----- Information supplied

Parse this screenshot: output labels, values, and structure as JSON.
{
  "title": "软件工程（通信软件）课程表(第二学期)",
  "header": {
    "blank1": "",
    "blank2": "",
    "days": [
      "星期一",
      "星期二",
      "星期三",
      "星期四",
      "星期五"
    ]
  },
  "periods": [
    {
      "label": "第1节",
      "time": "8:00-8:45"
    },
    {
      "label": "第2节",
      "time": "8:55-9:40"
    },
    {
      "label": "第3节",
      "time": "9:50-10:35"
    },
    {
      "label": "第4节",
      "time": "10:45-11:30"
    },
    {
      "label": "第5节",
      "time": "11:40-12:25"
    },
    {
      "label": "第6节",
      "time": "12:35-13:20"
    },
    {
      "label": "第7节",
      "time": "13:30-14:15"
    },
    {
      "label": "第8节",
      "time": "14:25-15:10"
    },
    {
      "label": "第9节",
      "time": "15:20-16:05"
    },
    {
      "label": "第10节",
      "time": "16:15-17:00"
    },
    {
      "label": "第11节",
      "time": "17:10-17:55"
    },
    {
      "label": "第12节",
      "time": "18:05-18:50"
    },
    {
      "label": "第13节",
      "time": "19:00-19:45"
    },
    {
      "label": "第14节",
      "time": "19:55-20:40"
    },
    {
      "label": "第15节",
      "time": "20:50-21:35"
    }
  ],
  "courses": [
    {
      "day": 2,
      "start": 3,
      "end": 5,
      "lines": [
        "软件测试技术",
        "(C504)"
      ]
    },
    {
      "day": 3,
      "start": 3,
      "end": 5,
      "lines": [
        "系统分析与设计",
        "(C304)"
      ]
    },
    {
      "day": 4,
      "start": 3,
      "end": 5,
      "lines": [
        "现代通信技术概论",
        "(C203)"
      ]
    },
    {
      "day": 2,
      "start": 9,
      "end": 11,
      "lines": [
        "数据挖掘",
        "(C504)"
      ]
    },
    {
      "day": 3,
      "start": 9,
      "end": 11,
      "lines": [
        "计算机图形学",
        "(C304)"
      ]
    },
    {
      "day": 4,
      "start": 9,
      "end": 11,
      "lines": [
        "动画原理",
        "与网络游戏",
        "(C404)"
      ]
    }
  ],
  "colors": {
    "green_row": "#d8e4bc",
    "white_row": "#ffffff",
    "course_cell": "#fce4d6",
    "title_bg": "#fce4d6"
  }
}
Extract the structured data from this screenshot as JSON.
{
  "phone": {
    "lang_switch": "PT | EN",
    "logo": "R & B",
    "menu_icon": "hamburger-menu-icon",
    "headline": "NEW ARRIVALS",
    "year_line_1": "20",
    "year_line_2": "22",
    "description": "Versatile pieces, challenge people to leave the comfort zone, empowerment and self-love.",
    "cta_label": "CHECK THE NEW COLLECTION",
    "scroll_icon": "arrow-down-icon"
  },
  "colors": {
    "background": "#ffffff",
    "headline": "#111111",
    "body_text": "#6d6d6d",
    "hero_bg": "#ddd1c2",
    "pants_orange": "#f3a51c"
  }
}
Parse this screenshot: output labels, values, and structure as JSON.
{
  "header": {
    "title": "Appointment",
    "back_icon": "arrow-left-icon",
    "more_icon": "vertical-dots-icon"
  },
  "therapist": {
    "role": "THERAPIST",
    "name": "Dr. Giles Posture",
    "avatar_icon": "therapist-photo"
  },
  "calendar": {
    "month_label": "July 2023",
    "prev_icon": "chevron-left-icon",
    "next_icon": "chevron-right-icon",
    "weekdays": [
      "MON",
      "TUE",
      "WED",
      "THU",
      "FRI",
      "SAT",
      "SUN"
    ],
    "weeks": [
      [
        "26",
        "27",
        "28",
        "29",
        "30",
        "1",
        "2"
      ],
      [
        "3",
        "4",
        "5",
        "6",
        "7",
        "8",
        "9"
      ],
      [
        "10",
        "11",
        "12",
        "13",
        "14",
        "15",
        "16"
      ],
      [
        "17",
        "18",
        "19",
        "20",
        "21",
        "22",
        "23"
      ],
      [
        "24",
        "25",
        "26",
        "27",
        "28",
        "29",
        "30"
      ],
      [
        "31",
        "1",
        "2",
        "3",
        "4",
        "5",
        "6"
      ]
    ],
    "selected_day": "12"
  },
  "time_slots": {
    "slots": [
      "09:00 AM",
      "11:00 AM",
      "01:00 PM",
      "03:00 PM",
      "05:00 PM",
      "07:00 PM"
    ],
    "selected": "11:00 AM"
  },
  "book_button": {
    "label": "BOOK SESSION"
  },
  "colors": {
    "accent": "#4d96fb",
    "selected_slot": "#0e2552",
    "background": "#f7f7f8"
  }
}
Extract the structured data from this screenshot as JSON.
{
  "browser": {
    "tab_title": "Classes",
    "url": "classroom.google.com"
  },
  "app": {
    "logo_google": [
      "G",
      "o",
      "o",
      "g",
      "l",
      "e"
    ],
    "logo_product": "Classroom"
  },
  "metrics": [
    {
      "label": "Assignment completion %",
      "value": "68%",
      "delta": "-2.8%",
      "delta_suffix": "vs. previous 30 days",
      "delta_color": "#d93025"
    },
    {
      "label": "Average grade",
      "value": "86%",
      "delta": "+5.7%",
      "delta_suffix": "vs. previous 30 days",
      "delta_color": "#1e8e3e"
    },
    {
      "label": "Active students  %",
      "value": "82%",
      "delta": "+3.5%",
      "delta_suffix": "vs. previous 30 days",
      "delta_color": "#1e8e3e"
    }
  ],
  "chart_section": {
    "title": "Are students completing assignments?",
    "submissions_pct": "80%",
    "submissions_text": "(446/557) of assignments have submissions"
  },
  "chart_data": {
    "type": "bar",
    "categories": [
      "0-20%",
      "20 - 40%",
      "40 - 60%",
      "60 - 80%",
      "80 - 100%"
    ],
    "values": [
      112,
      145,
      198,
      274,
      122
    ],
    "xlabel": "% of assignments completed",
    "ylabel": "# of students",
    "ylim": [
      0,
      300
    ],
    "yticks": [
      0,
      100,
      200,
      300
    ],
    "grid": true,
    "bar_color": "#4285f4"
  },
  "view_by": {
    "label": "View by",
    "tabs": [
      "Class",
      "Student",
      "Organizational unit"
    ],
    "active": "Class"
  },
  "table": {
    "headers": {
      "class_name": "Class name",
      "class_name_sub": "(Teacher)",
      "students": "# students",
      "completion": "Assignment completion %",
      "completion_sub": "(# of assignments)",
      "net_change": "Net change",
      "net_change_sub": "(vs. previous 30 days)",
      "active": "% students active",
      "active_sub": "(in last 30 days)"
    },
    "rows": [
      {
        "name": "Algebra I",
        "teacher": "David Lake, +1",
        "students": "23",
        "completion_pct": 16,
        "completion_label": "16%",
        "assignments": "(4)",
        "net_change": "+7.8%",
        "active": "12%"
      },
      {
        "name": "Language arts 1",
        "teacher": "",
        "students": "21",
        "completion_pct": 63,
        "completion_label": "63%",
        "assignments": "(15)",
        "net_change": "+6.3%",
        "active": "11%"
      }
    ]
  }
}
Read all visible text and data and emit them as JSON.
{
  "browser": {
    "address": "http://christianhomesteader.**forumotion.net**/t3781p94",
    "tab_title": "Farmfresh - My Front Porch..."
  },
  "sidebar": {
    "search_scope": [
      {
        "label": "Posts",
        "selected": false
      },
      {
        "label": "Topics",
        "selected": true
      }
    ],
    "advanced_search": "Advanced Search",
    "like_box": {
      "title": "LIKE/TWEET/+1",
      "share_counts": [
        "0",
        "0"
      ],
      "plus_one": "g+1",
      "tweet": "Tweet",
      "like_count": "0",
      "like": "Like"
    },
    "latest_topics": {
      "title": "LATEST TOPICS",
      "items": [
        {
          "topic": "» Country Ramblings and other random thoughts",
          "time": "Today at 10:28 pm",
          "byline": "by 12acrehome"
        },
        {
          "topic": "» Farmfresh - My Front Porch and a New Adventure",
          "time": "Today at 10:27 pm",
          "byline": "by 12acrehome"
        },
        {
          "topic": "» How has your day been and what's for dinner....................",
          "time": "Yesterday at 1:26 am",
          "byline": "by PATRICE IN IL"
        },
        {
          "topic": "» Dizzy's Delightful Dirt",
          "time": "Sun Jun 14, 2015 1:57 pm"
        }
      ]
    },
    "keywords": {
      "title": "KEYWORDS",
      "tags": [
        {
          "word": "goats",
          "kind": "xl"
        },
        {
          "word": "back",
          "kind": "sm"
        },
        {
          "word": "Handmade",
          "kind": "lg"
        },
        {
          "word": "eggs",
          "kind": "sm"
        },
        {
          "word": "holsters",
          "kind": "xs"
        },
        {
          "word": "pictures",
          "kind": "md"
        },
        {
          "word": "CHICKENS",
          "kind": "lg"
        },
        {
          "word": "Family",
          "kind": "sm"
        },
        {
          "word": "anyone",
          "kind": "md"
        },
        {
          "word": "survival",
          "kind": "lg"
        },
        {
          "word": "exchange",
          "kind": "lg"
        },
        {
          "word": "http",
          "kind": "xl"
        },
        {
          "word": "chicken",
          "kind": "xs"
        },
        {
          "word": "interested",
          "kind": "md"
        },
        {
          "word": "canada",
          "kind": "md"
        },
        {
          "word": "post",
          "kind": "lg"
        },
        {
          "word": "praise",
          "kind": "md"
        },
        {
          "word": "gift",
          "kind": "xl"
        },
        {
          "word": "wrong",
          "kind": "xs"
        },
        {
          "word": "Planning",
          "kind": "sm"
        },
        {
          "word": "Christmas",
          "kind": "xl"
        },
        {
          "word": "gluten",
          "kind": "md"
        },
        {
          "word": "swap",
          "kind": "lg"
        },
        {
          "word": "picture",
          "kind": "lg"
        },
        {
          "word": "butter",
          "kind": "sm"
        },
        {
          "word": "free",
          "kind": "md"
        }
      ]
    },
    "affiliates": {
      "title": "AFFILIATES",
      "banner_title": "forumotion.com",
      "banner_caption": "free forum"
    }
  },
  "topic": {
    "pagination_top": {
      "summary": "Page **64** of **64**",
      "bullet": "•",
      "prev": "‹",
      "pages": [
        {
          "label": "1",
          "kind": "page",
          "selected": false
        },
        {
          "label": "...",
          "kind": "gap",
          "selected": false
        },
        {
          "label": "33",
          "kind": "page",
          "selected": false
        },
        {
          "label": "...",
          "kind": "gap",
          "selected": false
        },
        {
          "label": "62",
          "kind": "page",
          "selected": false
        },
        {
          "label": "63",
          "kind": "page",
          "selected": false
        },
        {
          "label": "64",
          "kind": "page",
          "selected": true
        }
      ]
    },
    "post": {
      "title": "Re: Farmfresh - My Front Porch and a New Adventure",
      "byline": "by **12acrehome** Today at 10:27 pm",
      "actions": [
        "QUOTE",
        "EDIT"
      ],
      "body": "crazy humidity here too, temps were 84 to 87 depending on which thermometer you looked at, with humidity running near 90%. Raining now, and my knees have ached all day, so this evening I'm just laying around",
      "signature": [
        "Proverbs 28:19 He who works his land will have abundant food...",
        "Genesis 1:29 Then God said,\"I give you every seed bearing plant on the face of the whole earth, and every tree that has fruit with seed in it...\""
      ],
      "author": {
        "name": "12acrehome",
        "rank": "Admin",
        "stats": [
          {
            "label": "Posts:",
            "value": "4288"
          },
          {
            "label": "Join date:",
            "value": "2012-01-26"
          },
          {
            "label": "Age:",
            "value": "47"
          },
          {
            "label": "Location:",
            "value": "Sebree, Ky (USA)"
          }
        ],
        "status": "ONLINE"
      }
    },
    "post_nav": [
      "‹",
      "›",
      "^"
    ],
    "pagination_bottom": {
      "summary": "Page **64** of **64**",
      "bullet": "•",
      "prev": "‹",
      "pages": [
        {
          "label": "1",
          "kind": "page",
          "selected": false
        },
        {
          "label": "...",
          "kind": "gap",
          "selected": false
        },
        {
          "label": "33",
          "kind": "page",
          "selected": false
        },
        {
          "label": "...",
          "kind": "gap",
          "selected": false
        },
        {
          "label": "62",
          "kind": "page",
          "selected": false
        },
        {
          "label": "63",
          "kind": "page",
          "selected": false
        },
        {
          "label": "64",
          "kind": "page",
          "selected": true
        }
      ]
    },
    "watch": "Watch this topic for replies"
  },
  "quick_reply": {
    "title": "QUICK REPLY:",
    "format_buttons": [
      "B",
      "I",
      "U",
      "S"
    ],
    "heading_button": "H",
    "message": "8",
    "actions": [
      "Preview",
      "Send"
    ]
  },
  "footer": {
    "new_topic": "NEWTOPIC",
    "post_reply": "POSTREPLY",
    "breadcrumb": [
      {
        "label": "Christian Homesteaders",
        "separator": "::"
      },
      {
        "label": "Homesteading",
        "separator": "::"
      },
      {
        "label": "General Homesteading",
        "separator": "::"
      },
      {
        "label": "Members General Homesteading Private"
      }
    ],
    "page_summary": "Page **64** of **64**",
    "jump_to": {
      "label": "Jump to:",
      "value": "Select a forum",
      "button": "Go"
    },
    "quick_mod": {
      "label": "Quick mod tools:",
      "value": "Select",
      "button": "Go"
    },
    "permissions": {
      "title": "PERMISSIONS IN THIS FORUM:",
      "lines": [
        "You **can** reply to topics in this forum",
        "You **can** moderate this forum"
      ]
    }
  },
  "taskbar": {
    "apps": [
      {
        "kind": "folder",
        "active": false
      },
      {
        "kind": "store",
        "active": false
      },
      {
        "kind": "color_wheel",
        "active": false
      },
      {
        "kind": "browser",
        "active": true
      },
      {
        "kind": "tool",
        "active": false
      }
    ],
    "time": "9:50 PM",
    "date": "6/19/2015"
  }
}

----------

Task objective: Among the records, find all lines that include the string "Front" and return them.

Finished exercise:
    "tab_title": "Farmfresh - My Front Porch..."
          "topic": "» Farmfresh - My Front Porch and a New Adventure",
      "title": "Re: Farmfresh - My Front Porch and a New Adventure",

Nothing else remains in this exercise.